• _What to work on_
In the material below, find every line containing the string "古民家に異テイストを組合せ物語性のあるリノベーションを" and return it.

• _Available records_
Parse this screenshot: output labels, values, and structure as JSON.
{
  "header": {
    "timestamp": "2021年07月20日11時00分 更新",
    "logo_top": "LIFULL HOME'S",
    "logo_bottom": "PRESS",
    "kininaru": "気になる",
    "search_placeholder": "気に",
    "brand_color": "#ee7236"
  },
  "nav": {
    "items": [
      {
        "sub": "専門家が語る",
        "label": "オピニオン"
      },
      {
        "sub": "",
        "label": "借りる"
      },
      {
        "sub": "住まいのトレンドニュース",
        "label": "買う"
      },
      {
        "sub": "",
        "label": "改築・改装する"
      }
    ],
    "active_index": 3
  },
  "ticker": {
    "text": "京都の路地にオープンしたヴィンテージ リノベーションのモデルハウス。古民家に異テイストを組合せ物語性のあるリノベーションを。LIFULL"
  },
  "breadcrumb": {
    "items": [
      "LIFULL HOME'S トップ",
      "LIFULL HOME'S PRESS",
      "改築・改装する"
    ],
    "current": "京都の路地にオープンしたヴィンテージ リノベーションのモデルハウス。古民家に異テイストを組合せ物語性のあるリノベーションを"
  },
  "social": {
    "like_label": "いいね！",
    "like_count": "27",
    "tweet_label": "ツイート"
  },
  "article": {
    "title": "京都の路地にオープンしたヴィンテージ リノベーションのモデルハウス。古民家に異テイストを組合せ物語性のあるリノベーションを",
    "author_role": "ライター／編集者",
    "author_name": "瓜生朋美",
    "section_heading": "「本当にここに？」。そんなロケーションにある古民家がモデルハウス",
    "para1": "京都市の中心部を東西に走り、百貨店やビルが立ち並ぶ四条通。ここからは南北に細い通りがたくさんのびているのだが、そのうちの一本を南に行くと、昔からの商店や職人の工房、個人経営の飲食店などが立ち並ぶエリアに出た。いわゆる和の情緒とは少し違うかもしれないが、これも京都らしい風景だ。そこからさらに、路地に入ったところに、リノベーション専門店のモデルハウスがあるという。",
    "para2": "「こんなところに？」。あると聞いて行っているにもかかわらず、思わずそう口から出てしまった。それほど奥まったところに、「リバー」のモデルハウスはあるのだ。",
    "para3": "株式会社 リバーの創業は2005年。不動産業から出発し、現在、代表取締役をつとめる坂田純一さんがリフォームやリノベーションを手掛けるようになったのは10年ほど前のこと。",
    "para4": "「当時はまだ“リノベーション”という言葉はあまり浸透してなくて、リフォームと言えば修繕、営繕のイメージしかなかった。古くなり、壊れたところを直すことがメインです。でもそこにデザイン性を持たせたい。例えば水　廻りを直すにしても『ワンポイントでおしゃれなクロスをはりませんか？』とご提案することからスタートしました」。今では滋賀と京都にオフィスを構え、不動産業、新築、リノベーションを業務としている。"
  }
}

• _Solution to the problem_
    "text": "京都の路地にオープンしたヴィンテージ リノベーションのモデルハウス。古民家に異テイストを組合せ物語性のあるリノベーションを。LIFULL"
    "current": "京都の路地にオープンしたヴィンテージ リノベーションのモデルハウス。古民家に異テイストを組合せ物語性のあるリノベーションを"
    "title": "京都の路地にオープンしたヴィンテージ リノベーションのモデルハウス。古民家に異テイストを組合せ物語性のあるリノベーションを",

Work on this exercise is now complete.